Next June, Latin America will twice be the focus for policy decision-making on global challenges. The G20 presided over by Mexico and the Rio+20 summit led by Brazil will tackle economic growth and sustainable development.
Governments responsible for organizing G20 and Rio+20 cannot act alone. They need the active engagement of other stakeholders to achieve their goals and propose appropriate and implementable public policies.
G20, a self-appointed group, aims to address financial regulatory reforms, adjustments in international financial institutions and growth recovery with job creation. Due to the recent economic prospects, the group is likely to focus on containing the European crisis.
Rio+20, which includes delegations of most established nations, provides legitimacy to create values and build up priorities for action. Economic growth with social inclusion and environmental protection are at the centre of the agenda.
Brazil and Mexico are confronted with a historical responsibility to ensure meaningful achievements in both meetings. For example, building on the progress of climate negotiations in Cancun and Durban could promote a cohesive and timely approach to enhance complementary achievements in both G20 and Rio+20 meetings.

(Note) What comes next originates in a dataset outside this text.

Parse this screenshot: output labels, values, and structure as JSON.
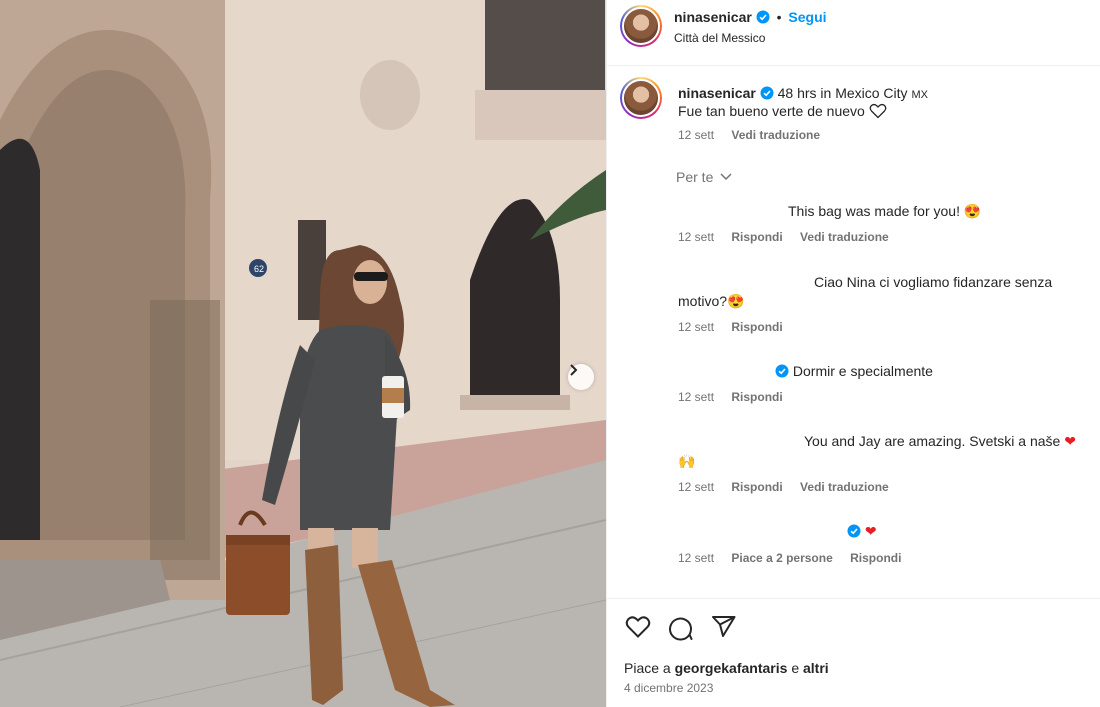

The World Economic Forum on Latin America will bring together decision-makers from government and industry as well as leaders from civil society and academia. Most Latin American countries, major economies and other regions are represented. Their aim is to shape a strategic vision for the region’s inclusive growth and align stakeholders around a vision to inspire its realization. Mutual trust and joint framing of the issues are prerequisites for such an endeavour.
In this sense, cooperation between Brazil and Mexico should prevail over rivalry. Cooperation here is defined as a situation where parties working together produce new gains unreachable to each individually, at a cost. At stake is the ability of the region to deliver results to face up to global challenges.
How can the leaders from business, civil society and academia gathering in Puerto Vallarta overcome rivalry and stimulate cooperation among Latin American countries? How can leaders generate a more conducive synergy between G20 outcomes and Rio+20 results?
If a regional transformation in Latin America is to be fostered in a new global context, then acting now on those challenges might be the only way to enrich current and future generations.
Author: Jacques Marcovitch, Professor, University of São Paulo, Brazil, and Member of the Global Agenda Council on the Future of Latin America
Pictured: Soybean plants are seen at a drought-affected farm in Argentina. In the agricultural heart of the country, one of the largest exporters of food products, farmers are attending daily to the deterioration of their crops due to lack of rain caused by the La Nina phenomenon which has impacted much of Latin America. Picture taken January 4, 2012. REUTERS/Nicolas Misculin